● **Exercise data**
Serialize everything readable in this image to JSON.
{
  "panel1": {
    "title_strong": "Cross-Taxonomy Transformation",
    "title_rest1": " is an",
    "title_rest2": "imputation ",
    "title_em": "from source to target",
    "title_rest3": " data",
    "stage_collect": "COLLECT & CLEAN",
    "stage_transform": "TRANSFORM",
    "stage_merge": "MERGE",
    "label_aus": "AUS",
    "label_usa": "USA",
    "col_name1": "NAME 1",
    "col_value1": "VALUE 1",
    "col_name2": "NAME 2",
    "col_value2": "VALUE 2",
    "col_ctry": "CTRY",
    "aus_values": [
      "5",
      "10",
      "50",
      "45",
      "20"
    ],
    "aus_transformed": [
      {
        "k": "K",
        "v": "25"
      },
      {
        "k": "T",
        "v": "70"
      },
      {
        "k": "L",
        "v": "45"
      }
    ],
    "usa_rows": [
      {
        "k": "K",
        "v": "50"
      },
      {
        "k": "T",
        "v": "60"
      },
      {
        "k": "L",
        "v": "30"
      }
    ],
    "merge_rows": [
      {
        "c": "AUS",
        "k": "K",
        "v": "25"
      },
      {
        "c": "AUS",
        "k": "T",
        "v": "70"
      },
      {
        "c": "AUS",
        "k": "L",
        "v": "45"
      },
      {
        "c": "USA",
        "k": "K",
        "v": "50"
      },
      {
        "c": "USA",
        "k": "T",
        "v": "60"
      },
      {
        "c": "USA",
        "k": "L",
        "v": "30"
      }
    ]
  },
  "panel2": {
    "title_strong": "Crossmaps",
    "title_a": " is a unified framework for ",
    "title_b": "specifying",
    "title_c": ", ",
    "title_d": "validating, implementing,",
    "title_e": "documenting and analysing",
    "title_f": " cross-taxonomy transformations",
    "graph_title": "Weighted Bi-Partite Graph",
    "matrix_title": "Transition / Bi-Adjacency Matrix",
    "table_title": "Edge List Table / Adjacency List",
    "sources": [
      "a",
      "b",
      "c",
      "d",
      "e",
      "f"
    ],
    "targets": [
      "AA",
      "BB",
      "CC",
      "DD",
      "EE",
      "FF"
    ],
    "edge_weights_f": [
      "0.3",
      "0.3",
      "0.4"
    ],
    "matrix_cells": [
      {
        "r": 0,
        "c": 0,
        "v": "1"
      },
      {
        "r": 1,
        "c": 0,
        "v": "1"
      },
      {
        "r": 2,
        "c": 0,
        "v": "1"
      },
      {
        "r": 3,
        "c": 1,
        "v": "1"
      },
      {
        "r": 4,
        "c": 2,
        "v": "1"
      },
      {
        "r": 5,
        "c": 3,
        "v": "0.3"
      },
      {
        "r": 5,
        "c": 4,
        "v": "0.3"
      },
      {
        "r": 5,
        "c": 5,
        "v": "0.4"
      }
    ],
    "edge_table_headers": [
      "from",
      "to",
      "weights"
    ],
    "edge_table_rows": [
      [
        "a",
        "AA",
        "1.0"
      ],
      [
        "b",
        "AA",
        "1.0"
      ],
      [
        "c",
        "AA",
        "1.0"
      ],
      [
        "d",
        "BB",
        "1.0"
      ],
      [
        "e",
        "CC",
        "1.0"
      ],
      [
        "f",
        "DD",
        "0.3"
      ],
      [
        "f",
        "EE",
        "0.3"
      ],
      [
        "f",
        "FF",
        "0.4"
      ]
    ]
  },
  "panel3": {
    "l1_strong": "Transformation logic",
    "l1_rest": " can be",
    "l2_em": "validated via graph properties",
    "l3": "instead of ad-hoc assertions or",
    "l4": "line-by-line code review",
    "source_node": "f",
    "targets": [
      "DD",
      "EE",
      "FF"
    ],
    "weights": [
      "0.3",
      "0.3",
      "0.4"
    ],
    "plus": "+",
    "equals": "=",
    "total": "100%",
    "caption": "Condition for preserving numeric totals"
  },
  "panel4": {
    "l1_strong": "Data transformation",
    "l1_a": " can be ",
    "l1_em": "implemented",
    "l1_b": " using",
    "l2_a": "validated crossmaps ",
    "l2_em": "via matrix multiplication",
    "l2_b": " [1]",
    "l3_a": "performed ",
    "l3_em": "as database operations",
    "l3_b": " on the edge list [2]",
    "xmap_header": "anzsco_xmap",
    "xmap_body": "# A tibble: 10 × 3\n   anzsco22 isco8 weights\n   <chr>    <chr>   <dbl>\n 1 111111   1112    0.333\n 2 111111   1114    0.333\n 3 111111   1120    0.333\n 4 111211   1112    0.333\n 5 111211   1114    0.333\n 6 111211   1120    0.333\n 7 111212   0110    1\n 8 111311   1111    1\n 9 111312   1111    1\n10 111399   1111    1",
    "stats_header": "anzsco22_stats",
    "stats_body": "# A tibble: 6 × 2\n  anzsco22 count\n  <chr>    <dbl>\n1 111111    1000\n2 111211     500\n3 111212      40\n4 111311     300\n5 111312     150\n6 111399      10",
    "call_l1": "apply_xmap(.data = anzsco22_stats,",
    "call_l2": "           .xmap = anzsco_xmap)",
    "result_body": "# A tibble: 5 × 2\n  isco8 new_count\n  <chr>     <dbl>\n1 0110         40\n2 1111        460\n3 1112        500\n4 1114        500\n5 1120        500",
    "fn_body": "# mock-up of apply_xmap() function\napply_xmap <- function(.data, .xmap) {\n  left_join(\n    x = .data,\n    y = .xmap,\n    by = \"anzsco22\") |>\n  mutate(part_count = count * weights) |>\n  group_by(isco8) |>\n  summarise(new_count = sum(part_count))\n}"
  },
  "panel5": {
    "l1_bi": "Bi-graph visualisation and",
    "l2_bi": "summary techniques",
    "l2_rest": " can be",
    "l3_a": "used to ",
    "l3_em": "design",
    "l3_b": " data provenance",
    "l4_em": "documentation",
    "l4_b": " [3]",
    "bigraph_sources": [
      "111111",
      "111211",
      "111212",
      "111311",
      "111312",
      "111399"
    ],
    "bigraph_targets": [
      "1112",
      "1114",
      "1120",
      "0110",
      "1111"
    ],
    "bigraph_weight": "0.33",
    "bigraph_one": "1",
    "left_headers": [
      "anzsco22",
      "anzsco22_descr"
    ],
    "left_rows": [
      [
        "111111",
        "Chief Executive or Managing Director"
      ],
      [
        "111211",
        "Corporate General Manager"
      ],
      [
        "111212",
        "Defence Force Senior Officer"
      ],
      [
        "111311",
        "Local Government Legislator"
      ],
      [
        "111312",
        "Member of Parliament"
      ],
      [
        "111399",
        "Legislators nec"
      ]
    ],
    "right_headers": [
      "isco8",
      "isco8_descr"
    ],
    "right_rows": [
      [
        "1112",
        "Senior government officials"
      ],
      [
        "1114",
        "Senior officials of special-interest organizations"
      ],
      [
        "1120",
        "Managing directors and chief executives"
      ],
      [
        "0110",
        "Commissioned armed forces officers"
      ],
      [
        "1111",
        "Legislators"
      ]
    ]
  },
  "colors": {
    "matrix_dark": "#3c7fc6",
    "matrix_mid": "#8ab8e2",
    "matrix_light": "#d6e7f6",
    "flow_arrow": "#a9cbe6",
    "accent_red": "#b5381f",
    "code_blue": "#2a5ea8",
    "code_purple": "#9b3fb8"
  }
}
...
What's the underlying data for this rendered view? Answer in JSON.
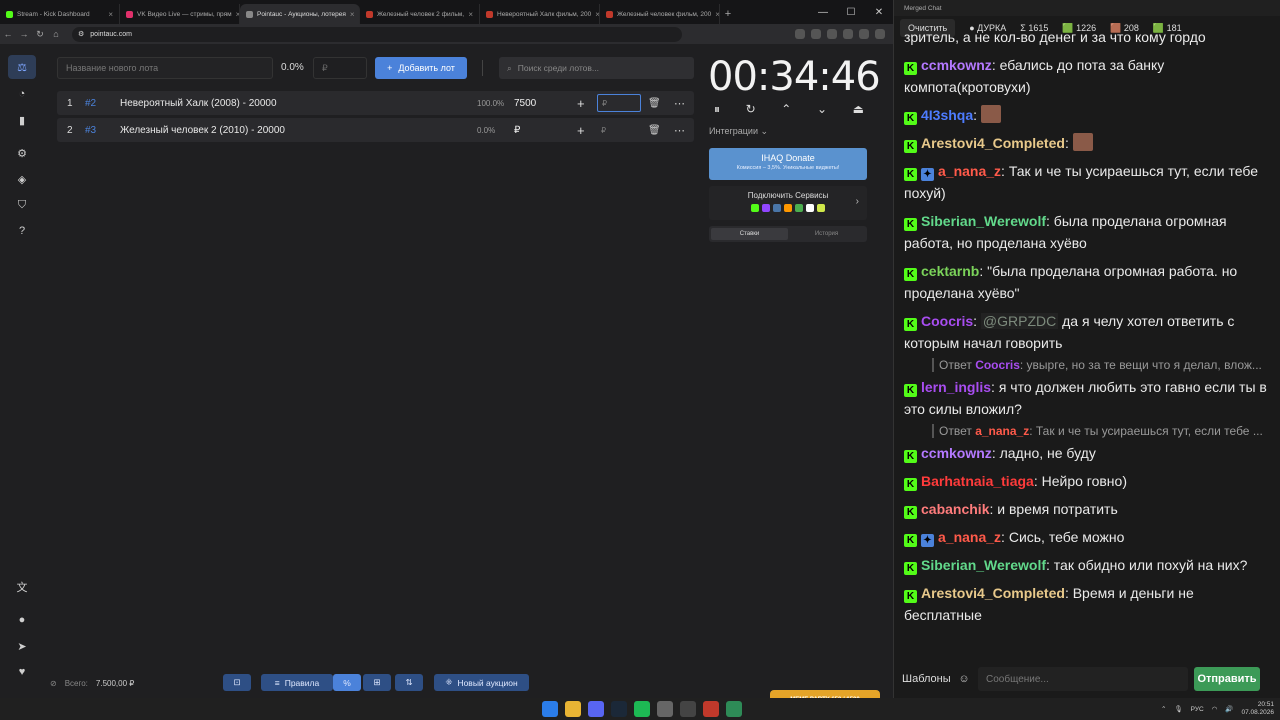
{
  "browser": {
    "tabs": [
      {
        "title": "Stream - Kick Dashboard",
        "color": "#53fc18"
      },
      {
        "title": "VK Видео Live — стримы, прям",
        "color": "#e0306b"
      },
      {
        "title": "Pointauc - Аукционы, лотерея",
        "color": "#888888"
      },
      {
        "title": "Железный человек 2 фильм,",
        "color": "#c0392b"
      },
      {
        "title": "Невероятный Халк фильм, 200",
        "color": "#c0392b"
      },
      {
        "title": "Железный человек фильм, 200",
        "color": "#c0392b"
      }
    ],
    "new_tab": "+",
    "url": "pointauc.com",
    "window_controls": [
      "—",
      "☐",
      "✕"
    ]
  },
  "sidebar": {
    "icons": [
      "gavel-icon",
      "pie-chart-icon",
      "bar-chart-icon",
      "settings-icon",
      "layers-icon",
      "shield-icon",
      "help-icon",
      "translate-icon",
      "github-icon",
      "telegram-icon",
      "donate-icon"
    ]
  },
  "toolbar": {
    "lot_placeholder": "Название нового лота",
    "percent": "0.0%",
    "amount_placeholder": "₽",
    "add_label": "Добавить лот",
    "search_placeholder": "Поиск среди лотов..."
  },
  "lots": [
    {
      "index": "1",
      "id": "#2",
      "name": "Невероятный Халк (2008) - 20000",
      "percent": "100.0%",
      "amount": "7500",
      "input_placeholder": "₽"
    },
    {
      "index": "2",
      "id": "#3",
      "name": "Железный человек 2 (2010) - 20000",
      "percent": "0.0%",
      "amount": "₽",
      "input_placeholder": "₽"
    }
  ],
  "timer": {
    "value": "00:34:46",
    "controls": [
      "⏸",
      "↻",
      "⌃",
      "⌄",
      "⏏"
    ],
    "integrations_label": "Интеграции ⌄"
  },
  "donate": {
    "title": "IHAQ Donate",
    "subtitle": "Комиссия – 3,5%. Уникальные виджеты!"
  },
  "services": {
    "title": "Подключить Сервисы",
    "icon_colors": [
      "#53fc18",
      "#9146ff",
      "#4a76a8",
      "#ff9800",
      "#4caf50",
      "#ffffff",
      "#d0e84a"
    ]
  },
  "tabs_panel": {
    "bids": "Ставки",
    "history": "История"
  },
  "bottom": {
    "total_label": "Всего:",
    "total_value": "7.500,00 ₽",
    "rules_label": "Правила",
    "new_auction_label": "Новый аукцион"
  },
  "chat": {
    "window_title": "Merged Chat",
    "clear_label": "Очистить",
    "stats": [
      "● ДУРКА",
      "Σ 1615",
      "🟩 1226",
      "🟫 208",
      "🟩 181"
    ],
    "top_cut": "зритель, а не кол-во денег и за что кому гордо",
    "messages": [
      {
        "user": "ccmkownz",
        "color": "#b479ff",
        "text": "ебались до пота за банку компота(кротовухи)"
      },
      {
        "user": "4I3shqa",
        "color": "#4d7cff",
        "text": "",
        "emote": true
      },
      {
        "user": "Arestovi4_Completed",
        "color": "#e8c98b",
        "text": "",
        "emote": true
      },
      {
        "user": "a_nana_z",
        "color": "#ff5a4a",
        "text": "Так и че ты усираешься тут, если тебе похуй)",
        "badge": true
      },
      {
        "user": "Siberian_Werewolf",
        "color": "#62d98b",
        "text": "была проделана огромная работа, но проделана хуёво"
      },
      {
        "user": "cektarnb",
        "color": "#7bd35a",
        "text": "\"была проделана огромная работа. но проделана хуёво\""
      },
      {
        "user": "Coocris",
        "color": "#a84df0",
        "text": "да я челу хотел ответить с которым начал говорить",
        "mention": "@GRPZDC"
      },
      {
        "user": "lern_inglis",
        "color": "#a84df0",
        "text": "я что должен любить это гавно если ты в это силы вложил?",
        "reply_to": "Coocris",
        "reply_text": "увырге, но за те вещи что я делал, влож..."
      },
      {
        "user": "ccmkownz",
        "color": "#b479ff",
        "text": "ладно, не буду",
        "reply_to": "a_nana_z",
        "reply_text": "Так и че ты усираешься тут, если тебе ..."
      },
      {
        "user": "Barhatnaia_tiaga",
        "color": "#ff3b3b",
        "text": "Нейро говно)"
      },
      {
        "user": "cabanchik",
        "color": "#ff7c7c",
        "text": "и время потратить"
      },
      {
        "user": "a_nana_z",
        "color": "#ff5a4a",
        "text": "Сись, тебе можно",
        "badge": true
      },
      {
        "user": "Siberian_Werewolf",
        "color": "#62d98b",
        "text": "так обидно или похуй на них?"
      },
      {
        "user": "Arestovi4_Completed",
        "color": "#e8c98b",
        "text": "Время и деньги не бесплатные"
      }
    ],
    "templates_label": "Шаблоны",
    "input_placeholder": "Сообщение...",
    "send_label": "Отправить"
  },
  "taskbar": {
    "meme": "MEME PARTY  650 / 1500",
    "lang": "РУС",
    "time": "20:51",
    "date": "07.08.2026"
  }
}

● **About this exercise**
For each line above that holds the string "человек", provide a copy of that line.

● **Solution for this exercise**
        "title": "Железный человек 2 фильм,",
        "title": "Железный человек фильм, 200",
      "name": "Железный человек 2 (2010) - 20000",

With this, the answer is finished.